Source data below:
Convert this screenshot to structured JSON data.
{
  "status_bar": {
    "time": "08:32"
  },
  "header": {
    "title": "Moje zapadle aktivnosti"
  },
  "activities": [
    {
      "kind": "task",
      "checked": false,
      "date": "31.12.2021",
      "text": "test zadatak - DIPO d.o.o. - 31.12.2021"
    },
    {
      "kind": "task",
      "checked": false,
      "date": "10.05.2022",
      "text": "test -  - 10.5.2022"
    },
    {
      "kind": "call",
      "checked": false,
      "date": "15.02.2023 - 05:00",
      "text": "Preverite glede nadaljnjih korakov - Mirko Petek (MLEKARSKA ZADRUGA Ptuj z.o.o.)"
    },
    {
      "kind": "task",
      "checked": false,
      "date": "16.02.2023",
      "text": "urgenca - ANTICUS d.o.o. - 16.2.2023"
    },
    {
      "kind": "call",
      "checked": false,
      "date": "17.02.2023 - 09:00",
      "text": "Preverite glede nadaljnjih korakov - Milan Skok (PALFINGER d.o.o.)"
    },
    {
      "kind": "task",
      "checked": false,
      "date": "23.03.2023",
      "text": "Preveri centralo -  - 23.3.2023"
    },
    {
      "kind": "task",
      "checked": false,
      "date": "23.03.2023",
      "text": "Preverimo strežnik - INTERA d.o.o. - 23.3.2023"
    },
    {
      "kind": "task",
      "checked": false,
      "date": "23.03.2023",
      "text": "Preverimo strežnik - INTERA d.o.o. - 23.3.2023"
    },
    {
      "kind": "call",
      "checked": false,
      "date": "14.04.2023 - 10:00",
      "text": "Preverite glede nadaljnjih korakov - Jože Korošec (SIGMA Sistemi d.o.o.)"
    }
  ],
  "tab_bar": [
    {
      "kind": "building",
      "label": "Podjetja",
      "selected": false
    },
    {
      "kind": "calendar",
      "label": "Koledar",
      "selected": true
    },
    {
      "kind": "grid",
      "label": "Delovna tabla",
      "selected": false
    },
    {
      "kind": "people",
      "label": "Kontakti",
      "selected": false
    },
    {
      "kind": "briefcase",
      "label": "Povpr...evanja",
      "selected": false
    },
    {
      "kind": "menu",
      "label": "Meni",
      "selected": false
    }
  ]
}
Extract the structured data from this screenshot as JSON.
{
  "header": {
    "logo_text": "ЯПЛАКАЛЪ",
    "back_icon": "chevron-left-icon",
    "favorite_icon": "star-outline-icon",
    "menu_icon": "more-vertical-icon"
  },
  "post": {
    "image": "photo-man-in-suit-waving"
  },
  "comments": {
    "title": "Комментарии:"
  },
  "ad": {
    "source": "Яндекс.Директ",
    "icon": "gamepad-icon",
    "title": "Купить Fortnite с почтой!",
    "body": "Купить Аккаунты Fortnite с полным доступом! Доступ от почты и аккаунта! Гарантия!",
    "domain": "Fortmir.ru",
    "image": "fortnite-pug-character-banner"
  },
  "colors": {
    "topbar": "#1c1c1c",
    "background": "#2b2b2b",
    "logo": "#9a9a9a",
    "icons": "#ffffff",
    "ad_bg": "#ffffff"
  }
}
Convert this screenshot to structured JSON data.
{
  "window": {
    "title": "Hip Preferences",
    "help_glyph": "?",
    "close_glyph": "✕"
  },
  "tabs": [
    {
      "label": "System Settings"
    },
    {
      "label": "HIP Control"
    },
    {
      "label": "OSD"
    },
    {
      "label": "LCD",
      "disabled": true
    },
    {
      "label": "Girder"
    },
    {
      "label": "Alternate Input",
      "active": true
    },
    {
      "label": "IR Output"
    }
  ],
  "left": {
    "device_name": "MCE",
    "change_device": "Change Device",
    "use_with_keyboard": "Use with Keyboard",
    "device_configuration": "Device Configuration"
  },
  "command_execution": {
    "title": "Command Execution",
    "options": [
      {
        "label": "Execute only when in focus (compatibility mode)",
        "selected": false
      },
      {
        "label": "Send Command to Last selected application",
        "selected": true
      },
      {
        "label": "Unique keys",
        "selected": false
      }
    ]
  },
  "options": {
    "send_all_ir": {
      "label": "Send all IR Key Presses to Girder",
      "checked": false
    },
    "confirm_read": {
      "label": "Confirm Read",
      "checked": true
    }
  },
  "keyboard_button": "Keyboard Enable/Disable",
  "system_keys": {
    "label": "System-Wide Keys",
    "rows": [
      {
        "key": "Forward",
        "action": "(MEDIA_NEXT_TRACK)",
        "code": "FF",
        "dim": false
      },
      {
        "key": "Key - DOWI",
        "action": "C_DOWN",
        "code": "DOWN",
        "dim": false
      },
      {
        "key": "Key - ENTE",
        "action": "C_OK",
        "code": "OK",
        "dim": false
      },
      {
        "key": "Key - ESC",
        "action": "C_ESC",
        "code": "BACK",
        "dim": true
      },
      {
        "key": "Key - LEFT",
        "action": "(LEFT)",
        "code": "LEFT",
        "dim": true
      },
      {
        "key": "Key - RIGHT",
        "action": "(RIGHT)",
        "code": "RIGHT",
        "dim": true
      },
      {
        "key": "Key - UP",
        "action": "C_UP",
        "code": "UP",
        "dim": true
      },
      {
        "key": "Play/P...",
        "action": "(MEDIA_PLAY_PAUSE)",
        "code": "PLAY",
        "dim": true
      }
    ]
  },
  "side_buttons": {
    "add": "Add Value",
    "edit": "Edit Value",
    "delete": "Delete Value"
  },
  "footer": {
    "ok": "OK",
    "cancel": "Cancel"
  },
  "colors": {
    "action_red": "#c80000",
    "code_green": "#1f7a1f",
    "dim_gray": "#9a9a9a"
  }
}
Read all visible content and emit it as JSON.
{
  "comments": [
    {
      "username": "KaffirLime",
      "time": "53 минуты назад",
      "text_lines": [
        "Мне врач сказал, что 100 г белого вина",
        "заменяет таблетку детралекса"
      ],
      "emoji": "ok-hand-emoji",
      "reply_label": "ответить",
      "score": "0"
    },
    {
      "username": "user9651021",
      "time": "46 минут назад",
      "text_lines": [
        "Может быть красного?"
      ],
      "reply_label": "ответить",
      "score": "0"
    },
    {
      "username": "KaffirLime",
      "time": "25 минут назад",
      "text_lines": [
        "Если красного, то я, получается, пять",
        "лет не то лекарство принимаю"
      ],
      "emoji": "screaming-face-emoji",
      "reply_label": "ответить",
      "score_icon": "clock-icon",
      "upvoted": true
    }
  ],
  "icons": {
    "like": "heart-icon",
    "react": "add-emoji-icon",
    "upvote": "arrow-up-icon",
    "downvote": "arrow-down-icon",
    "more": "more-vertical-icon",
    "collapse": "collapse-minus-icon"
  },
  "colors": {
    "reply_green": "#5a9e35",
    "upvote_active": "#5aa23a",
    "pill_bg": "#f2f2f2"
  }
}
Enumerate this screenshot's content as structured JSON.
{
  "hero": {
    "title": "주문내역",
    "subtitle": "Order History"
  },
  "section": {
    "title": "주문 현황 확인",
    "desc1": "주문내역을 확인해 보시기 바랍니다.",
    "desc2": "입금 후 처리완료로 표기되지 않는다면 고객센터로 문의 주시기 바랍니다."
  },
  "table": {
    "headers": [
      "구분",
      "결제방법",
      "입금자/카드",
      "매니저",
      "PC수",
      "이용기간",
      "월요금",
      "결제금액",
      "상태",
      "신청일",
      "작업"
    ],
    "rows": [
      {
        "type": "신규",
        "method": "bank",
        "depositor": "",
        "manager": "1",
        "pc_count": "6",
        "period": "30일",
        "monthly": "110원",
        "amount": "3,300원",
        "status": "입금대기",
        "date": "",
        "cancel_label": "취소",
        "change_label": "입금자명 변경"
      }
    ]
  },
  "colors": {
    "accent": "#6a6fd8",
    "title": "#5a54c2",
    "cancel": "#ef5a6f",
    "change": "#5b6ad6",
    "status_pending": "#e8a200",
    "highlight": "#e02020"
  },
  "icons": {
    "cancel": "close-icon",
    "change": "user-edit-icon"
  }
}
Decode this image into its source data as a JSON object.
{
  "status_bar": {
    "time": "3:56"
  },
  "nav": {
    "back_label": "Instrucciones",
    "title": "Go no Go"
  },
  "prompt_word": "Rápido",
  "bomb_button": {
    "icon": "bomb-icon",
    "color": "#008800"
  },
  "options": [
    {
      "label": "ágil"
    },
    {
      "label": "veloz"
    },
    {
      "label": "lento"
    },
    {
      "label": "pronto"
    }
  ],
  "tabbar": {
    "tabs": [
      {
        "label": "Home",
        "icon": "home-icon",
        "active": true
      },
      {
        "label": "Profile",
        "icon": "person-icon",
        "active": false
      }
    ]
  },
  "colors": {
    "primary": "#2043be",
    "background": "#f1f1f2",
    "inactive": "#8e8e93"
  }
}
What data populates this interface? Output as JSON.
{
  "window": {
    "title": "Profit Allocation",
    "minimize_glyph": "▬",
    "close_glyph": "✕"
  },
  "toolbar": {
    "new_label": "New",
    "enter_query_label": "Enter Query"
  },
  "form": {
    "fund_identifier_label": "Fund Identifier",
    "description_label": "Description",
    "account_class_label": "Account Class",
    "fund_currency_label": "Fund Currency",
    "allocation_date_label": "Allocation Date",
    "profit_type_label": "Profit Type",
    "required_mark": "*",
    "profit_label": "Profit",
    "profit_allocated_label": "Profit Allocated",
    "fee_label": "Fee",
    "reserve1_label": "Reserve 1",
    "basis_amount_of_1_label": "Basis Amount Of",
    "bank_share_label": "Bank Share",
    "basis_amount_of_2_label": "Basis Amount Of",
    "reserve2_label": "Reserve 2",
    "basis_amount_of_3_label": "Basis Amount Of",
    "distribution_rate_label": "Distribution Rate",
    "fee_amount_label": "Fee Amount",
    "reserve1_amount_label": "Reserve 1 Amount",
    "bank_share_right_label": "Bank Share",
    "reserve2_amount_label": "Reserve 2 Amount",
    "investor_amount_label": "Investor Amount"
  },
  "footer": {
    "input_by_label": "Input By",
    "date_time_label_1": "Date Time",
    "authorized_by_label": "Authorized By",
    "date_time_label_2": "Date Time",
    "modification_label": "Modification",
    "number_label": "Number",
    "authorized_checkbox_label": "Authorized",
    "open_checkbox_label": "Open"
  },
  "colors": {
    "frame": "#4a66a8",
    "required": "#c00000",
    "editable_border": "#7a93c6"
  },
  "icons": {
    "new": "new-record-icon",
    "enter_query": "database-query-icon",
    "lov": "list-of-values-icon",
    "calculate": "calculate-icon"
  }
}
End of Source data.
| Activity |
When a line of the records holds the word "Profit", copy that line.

| Response area |
    "title": "Profit Allocation",
    "profit_type_label": "Profit Type",
    "profit_label": "Profit",
    "profit_allocated_label": "Profit Allocated",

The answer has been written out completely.